> [TASK REQUIREMENTS]: Repeat every record exactly as written, but leave out the pictures.

> [DATA SUPPLIED]:

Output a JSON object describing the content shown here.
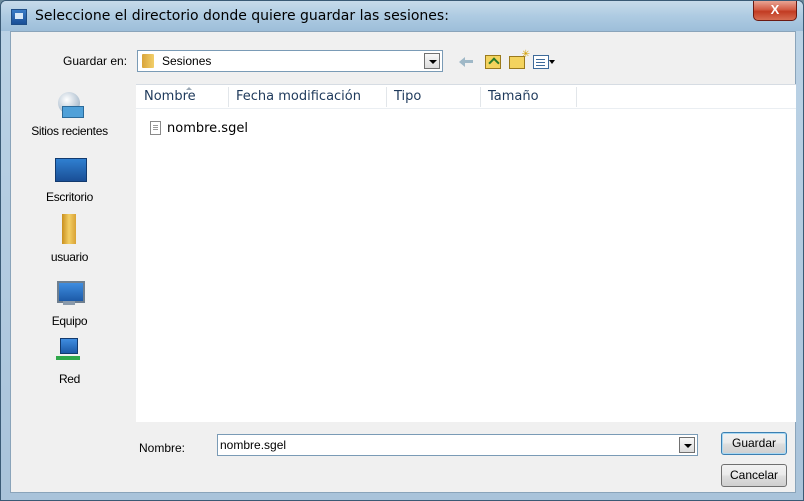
{
  "window": {
    "title": "Seleccione el directorio donde quiere guardar las sesiones:",
    "close_label": "X"
  },
  "lookin": {
    "label": "Guardar en:",
    "value": "Sesiones",
    "icon": "folder-icon"
  },
  "toolbar": {
    "icons": [
      "back-arrow-icon",
      "up-folder-icon",
      "new-folder-icon",
      "views-menu-icon"
    ]
  },
  "places": [
    {
      "label": "Sitios recientes",
      "icon": "recent-places-icon"
    },
    {
      "label": "Escritorio",
      "icon": "desktop-icon"
    },
    {
      "label": "usuario",
      "icon": "user-folder-icon"
    },
    {
      "label": "Equipo",
      "icon": "computer-icon"
    },
    {
      "label": "Red",
      "icon": "network-icon"
    }
  ],
  "filelist": {
    "columns": [
      "Nombre",
      "Fecha modificación",
      "Tipo",
      "Tamaño"
    ],
    "rows": [
      {
        "name": "nombre.sgel",
        "icon": "document-icon"
      }
    ]
  },
  "filename": {
    "label": "Nombre:",
    "value": "nombre.sgel"
  },
  "buttons": {
    "save": "Guardar",
    "cancel": "Cancelar"
  }
}
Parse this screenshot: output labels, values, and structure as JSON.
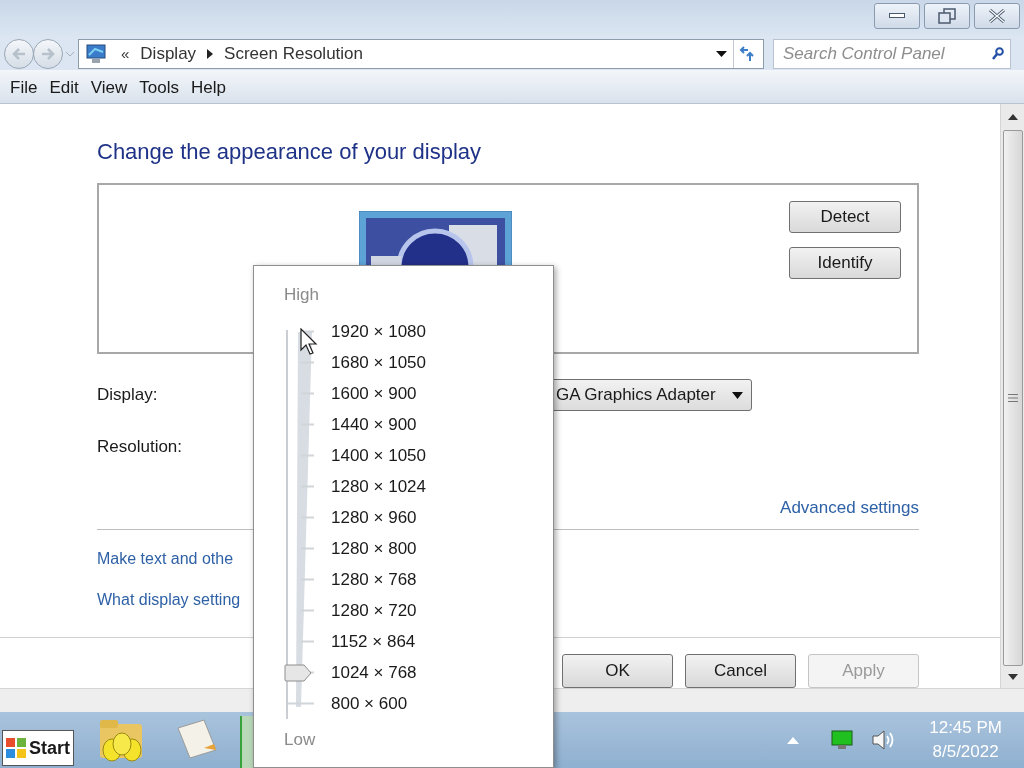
{
  "address_bar": {
    "overflow": "«",
    "breadcrumbs": [
      "Display",
      "Screen Resolution"
    ]
  },
  "search": {
    "placeholder": "Search Control Panel"
  },
  "menu": [
    "File",
    "Edit",
    "View",
    "Tools",
    "Help"
  ],
  "heading": "Change the appearance of your display",
  "monitor_buttons": [
    "Detect",
    "Identify"
  ],
  "display": {
    "label": "Display:",
    "value": "GA Graphics Adapter"
  },
  "resolution": {
    "label": "Resolution:"
  },
  "advanced_link": "Advanced settings",
  "links": [
    "Make text and othe",
    "What display setting"
  ],
  "buttons": [
    {
      "label": "OK",
      "disabled": false
    },
    {
      "label": "Cancel",
      "disabled": false
    },
    {
      "label": "Apply",
      "disabled": true
    }
  ],
  "resolution_popup": {
    "high_label": "High",
    "low_label": "Low",
    "level": 0.0833,
    "options": [
      "1920 × 1080",
      "1680 × 1050",
      "1600 × 900",
      "1440 × 900",
      "1400 × 1050",
      "1280 × 1024",
      "1280 × 960",
      "1280 × 800",
      "1280 × 768",
      "1280 × 720",
      "1152 × 864",
      "1024 × 768",
      "800 × 600"
    ]
  },
  "taskbar": {
    "start": "Start",
    "time": "12:45 PM",
    "date": "8/5/2022"
  }
}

> [WRITTEN REPLY]:
Output a JSON object describing the content shown here.
{
  "window": {
    "title": "Seleccione el directorio donde quiere guardar las sesiones:",
    "close_label": "X"
  },
  "lookin": {
    "label": "Guardar en:",
    "value": "Sesiones",
    "icon": "folder-icon"
  },
  "toolbar": {
    "icons": [
      "back-arrow-icon",
      "up-folder-icon",
      "new-folder-icon",
      "views-menu-icon"
    ]
  },
  "places": [
    {
      "label": "Sitios recientes",
      "icon": "recent-places-icon"
    },
    {
      "label": "Escritorio",
      "icon": "desktop-icon"
    },
    {
      "label": "usuario",
      "icon": "user-folder-icon"
    },
    {
      "label": "Equipo",
      "icon": "computer-icon"
    },
    {
      "label": "Red",
      "icon": "network-icon"
    }
  ],
  "filelist": {
    "columns": [
      "Nombre",
      "Fecha modificación",
      "Tipo",
      "Tamaño"
    ],
    "rows": [
      {
        "name": "nombre.sgel",
        "icon": "document-icon"
      }
    ]
  },
  "filename": {
    "label": "Nombre:",
    "value": "nombre.sgel"
  },
  "buttons": {
    "save": "Guardar",
    "cancel": "Cancelar"
  }
}
Parse this screenshot: output labels, values, and structure as JSON.
{
  "address_bar": {
    "overflow": "«",
    "breadcrumbs": [
      "Display",
      "Screen Resolution"
    ]
  },
  "search": {
    "placeholder": "Search Control Panel"
  },
  "menu": [
    "File",
    "Edit",
    "View",
    "Tools",
    "Help"
  ],
  "heading": "Change the appearance of your display",
  "monitor_buttons": [
    "Detect",
    "Identify"
  ],
  "display": {
    "label": "Display:",
    "value": "GA Graphics Adapter"
  },
  "resolution": {
    "label": "Resolution:"
  },
  "advanced_link": "Advanced settings",
  "links": [
    "Make text and othe",
    "What display setting"
  ],
  "buttons": [
    {
      "label": "OK",
      "disabled": false
    },
    {
      "label": "Cancel",
      "disabled": false
    },
    {
      "label": "Apply",
      "disabled": true
    }
  ],
  "resolution_popup": {
    "high_label": "High",
    "low_label": "Low",
    "level": 0.0833,
    "options": [
      "1920 × 1080",
      "1680 × 1050",
      "1600 × 900",
      "1440 × 900",
      "1400 × 1050",
      "1280 × 1024",
      "1280 × 960",
      "1280 × 800",
      "1280 × 768",
      "1280 × 720",
      "1152 × 864",
      "1024 × 768",
      "800 × 600"
    ]
  },
  "taskbar": {
    "start": "Start",
    "time": "12:45 PM",
    "date": "8/5/2022"
  }
}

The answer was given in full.